* [Problem details]:
The output should be every line below, retyped exactly, with no images.

* [Provided information]:

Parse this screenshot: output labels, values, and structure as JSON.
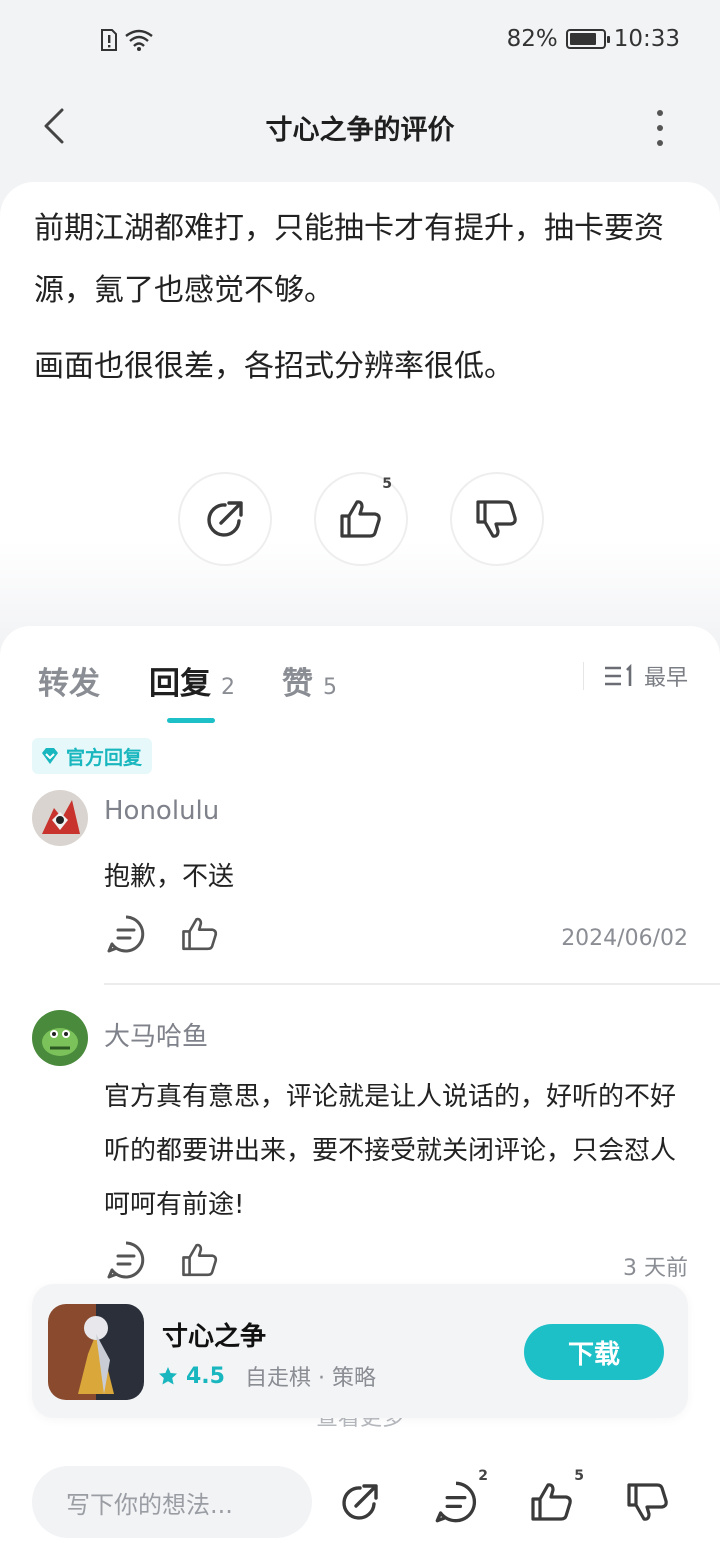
{
  "status_bar": {
    "battery": "82%",
    "battery_level": 0.82,
    "time": "10:33"
  },
  "header": {
    "title": "寸心之争的评价"
  },
  "review": {
    "paragraphs": [
      "前期江湖都难打，只能抽卡才有提升，抽卡要资源，氪了也感觉不够。",
      "画面也很很差，各招式分辨率很低。"
    ],
    "like_count": "5"
  },
  "tabs": [
    {
      "label": "转发",
      "count": ""
    },
    {
      "label": "回复",
      "count": "2"
    },
    {
      "label": "赞",
      "count": "5"
    }
  ],
  "sort": {
    "label": "最早"
  },
  "official_badge": "官方回复",
  "comments": [
    {
      "name": "Honolulu",
      "text": "抱歉，不送",
      "date": "2024/06/02"
    },
    {
      "name": "大马哈鱼",
      "text": "官方真有意思，评论就是让人说话的，好听的不好听的都要讲出来，要不接受就关闭评论，只会怼人呵呵有前途!",
      "date": "3 天前"
    }
  ],
  "see_more": "查看更多",
  "app": {
    "name": "寸心之争",
    "rating": "4.5",
    "tags": "自走棋 · 策略",
    "download_label": "下载"
  },
  "bottom_bar": {
    "placeholder": "写下你的想法...",
    "comment_count": "2",
    "like_count": "5"
  },
  "colors": {
    "accent": "#1ec0c8",
    "background": "#f2f3f5"
  }
}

* [Expected answer]:
Parse this screenshot: output labels, values, and structure as JSON.
{
  "status_bar": {
    "battery": "82%",
    "battery_level": 0.82,
    "time": "10:33"
  },
  "header": {
    "title": "寸心之争的评价"
  },
  "review": {
    "paragraphs": [
      "前期江湖都难打，只能抽卡才有提升，抽卡要资源，氪了也感觉不够。",
      "画面也很很差，各招式分辨率很低。"
    ],
    "like_count": "5"
  },
  "tabs": [
    {
      "label": "转发",
      "count": ""
    },
    {
      "label": "回复",
      "count": "2"
    },
    {
      "label": "赞",
      "count": "5"
    }
  ],
  "sort": {
    "label": "最早"
  },
  "official_badge": "官方回复",
  "comments": [
    {
      "name": "Honolulu",
      "text": "抱歉，不送",
      "date": "2024/06/02"
    },
    {
      "name": "大马哈鱼",
      "text": "官方真有意思，评论就是让人说话的，好听的不好听的都要讲出来，要不接受就关闭评论，只会怼人呵呵有前途!",
      "date": "3 天前"
    }
  ],
  "see_more": "查看更多",
  "app": {
    "name": "寸心之争",
    "rating": "4.5",
    "tags": "自走棋 · 策略",
    "download_label": "下载"
  },
  "bottom_bar": {
    "placeholder": "写下你的想法...",
    "comment_count": "2",
    "like_count": "5"
  },
  "colors": {
    "accent": "#1ec0c8",
    "background": "#f2f3f5"
  }
}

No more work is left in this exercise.